This is the story of a Town Class cruiser that was sent to the Mediterranean after taking part in the Battle of Norway. Nicely illustrated study of one of the warships escorting Malta convoys, her fate and her recent discovery by divers – Highly Recommended.
NAME: The Watery Grave, The Life and Death of HMS Manchester FILE: R2517 AUTHOR: Richard Osbourne PUBLISHER: Pen & Sword, Frontline BINDING: hard back PAGES: 244 PRICE: £19.99 GENRE: Non Fiction SUBJECT: WWII, World War 2, World War II, Second World War, RAF, MTBs, MGBs, Malta Convoys, air attack, submarines, E-Boats, S-Boote. Wreck location, divers

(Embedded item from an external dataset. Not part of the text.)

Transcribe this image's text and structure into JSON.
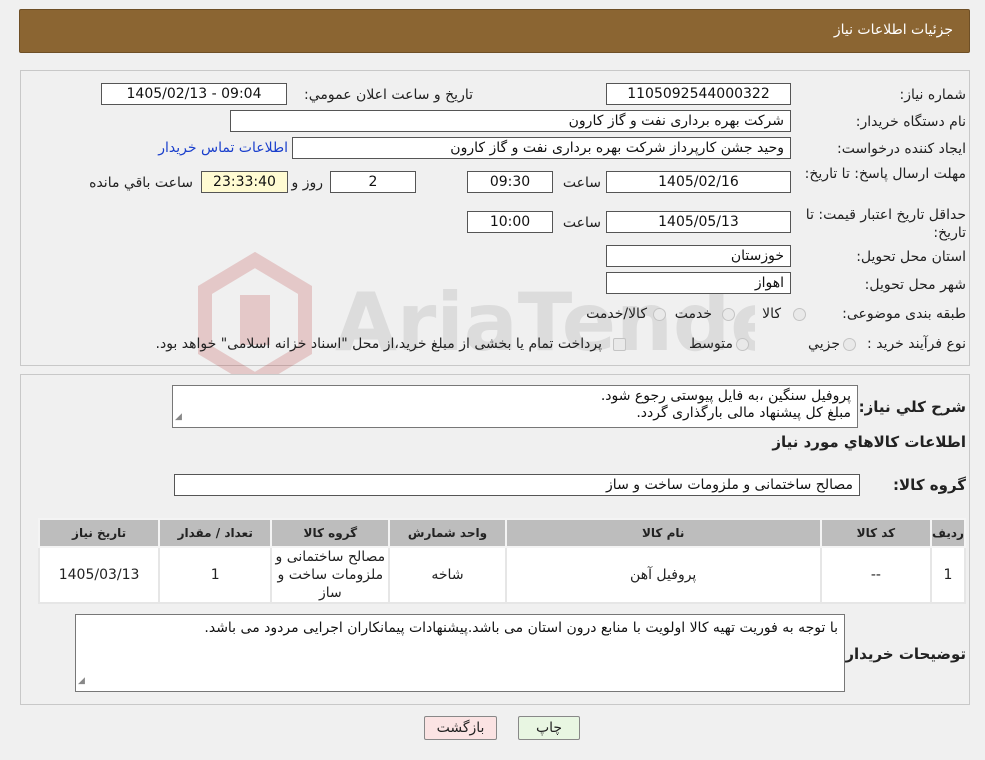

IMAGE: B2517jpg BUYNOW: http://tinyurl.com/kgy5zy2 LINKS: DESCRIPTION: This is the story of a Town Class cruiser that was sent to the Mediterranean after taking part in the Battle of Norway. Nicely illustrated study of one of the warships escorting Malta convoys, her fate and her recent discovery by divers - Highly Recommended. The story of the Siege of Malta is a military epic. This book follows the fortunes of one cruiser escorting the convoys that provided fuel, munitions, weapons and food to enable the people of Malta to hold out against impossible odds. It may be the story of HMS Manchester but it is also the story many other warships that escorted convoys running the gauntlet of continuous attack by aircraft, surface vessels and submarines. The cost was enormous but the prize, the survival of Malta, was priceless. Many of the warships available in the Mediterranean to the Royal Navy for convoy escort had recently come from the cold waters off Norway and in the North Atlantic. The problem that could not be solved was that convoys running East to Malta from Gibraltar were observed by Axis agents in Spanish territory. What ever efforts were made to hide the nature of Malta convoys, the enemy knew, as convoys were forming, or passing through the Straits, the dates and times of sailing, the number of ships making up the convoy and their types. As the convoys could only be heading for Malta, Tobruk, or Egypt the Axis forces could forecast with great accuracy the route to be taken and the speed of the convoy. That allowed them to pre-position submarines and surface vessels to intercept and attack. As the possible routes were all under the radius of Axis aircraft, a continual surveillance of the convoy was possible and waves of aircraft could take off to intercept with great accuracy. The only respire was gained during very bad weather. Against the known threats, the British ships had few options. As every attack was likely to include submarines, surface ships and aircraft, the warships were fully stretched, using all of the available armament. As the enemy was able to employ saturation attacks, ammunition supplies were a major concern for the warships, with no means of resupply until they made final port after the mission. For anti-aircraft guns it was also a major concern because barrels frequently over -heated, the bores wore rapidly and the vibration could shake feed trays from precise position, leading to jams that took time to clear and sometimes could not be cleared. To add to the challenges there was no rest for the crews and exhaustion was a constant threat. Just to make matters worse, some gun crews left out safety split pins from the retaining bars on anti-aircraft gun feed tables. This was to allow faster access to clear fouling but increased the chances of a feed part openng during action. The author has described HMS Manchester's part in two convoys to Malta, the damage she suffered and her final fate, the rescue of her crew under fire, and her discovery by divers to bring the story up to date. The text reads smoothly and the nicely executed photo-plate section shows Manchester as she was, her crew's rescuers and how she looks today on the seabed. An absorbing story that is also a tribute to all those who served on Malta convoys.